__ACTIVITY__
Extract every line of the material below and reproduce it faithfully.

__TASK INPUTS__
****************

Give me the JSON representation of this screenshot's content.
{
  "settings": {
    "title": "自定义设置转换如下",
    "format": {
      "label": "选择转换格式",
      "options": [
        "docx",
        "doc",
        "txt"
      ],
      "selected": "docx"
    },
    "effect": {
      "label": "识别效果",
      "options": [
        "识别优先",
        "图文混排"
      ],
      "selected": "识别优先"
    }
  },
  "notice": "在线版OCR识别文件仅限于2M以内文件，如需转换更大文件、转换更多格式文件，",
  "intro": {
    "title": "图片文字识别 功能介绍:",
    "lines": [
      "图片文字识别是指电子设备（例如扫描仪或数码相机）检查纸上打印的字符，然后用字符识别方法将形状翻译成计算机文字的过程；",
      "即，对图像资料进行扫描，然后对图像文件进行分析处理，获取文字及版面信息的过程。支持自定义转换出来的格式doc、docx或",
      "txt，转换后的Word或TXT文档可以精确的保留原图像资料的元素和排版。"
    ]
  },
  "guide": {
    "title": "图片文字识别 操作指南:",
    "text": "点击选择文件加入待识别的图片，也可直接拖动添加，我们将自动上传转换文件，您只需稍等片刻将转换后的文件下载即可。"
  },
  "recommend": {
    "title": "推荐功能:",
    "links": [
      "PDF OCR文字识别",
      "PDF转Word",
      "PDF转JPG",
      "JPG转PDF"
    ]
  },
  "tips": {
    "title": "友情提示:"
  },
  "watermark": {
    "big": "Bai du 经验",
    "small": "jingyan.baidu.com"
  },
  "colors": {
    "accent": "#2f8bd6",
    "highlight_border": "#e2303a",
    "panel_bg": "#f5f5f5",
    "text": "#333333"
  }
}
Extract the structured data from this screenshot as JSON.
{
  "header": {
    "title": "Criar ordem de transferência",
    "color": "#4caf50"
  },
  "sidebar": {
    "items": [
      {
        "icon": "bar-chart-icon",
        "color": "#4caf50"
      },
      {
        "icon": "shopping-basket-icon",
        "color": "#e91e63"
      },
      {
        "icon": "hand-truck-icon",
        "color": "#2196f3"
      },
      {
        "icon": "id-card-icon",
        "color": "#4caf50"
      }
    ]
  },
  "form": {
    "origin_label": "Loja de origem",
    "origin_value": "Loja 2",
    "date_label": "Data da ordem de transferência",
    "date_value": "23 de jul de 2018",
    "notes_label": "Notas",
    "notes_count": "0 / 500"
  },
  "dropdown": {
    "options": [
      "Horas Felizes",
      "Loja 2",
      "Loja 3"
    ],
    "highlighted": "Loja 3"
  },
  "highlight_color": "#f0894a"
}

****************

__EXPECTED OUTPUT__
Give me the JSON representation of this screenshot's content.
{
  "settings": {
    "title": "自定义设置转换如下",
    "format": {
      "label": "选择转换格式",
      "options": [
        "docx",
        "doc",
        "txt"
      ],
      "selected": "docx"
    },
    "effect": {
      "label": "识别效果",
      "options": [
        "识别优先",
        "图文混排"
      ],
      "selected": "识别优先"
    }
  },
  "notice": "在线版OCR识别文件仅限于2M以内文件，如需转换更大文件、转换更多格式文件，",
  "intro": {
    "title": "图片文字识别 功能介绍:",
    "lines": [
      "图片文字识别是指电子设备（例如扫描仪或数码相机）检查纸上打印的字符，然后用字符识别方法将形状翻译成计算机文字的过程；",
      "即，对图像资料进行扫描，然后对图像文件进行分析处理，获取文字及版面信息的过程。支持自定义转换出来的格式doc、docx或",
      "txt，转换后的Word或TXT文档可以精确的保留原图像资料的元素和排版。"
    ]
  },
  "guide": {
    "title": "图片文字识别 操作指南:",
    "text": "点击选择文件加入待识别的图片，也可直接拖动添加，我们将自动上传转换文件，您只需稍等片刻将转换后的文件下载即可。"
  },
  "recommend": {
    "title": "推荐功能:",
    "links": [
      "PDF OCR文字识别",
      "PDF转Word",
      "PDF转JPG",
      "JPG转PDF"
    ]
  },
  "tips": {
    "title": "友情提示:"
  },
  "watermark": {
    "big": "Bai du 经验",
    "small": "jingyan.baidu.com"
  },
  "colors": {
    "accent": "#2f8bd6",
    "highlight_border": "#e2303a",
    "panel_bg": "#f5f5f5",
    "text": "#333333"
  }
}
Extract the structured data from this screenshot as JSON.
{
  "header": {
    "title": "Criar ordem de transferência",
    "color": "#4caf50"
  },
  "sidebar": {
    "items": [
      {
        "icon": "bar-chart-icon",
        "color": "#4caf50"
      },
      {
        "icon": "shopping-basket-icon",
        "color": "#e91e63"
      },
      {
        "icon": "hand-truck-icon",
        "color": "#2196f3"
      },
      {
        "icon": "id-card-icon",
        "color": "#4caf50"
      }
    ]
  },
  "form": {
    "origin_label": "Loja de origem",
    "origin_value": "Loja 2",
    "date_label": "Data da ordem de transferência",
    "date_value": "23 de jul de 2018",
    "notes_label": "Notas",
    "notes_count": "0 / 500"
  },
  "dropdown": {
    "options": [
      "Horas Felizes",
      "Loja 2",
      "Loja 3"
    ],
    "highlighted": "Loja 3"
  },
  "highlight_color": "#f0894a"
}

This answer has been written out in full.